One of the most ubiquitous dishes in all of the Iberian Peninsula is patatas bravas, generous lumps of fried potato that should be crisp on the outside and tender and soft on the inside. One of my friends here even started a patatas bravas Facebook page to alert people to good places to find them. As common as patatas bravas are in the bars in Spain there are few places that do this dish justice. I would have to say that, in general, the bars of Madrid do a much better job with bravas than here in Valencia.

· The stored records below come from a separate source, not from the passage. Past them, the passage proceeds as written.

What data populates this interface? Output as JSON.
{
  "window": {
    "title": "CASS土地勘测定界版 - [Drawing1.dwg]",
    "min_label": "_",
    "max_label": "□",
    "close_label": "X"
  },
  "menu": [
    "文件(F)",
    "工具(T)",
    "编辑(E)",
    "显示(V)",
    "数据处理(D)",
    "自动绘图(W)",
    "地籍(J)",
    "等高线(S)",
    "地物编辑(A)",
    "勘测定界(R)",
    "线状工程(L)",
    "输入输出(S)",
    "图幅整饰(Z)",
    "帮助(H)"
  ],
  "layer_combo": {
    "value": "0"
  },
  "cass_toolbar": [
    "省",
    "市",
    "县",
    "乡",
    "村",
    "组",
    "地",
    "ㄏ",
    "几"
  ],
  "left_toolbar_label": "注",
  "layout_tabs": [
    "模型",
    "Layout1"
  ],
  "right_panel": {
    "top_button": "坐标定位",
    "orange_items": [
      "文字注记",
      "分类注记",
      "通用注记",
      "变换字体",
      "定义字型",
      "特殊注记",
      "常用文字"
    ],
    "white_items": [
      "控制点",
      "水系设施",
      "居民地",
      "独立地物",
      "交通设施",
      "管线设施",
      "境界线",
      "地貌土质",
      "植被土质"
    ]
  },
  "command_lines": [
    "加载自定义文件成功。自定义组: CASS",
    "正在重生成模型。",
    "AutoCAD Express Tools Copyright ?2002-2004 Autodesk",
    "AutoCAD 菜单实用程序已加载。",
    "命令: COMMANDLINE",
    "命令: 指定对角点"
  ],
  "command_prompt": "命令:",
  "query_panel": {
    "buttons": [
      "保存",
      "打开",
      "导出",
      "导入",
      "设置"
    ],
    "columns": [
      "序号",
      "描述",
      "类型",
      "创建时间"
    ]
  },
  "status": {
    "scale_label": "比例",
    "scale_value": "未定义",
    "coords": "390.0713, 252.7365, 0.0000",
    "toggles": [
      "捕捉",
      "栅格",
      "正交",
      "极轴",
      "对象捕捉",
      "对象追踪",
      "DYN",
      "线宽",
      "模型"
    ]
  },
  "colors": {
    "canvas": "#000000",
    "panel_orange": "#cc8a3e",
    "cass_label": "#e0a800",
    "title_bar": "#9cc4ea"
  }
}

I’ve tried making patatas bravas at home with varying degrees of success and countless degrees of utter failure. I don’t have an oil thermometer which is essential if you are using the twice-fried method, and the twice-fried way makes the best fried potatoes. I recently experimented with a par-boiled method in which I boil the cut and peeled potatoes in salted water, making sure not to cook them very much. You are just looking to make them a bit tender because anything more and they will fall apart when you cook them again in hot oil. I never even brought the potatoes to a boil but turned off the heat as the water approached a boil and left the potatoes to sit in the covered pot. I set my timer so that I didn’t leave them too long. I can’t say exactly how long to cook them or just when I decided to drain them. After I drained them I immediately put them in the freezer to halt the cooking process. I timed this, too, so that they wouldn’t freeze. Once they had cooled completely they are ready to fry in hot sunflower seed oil.
I topped these potatoes off with my fiercely-garlicky alioli.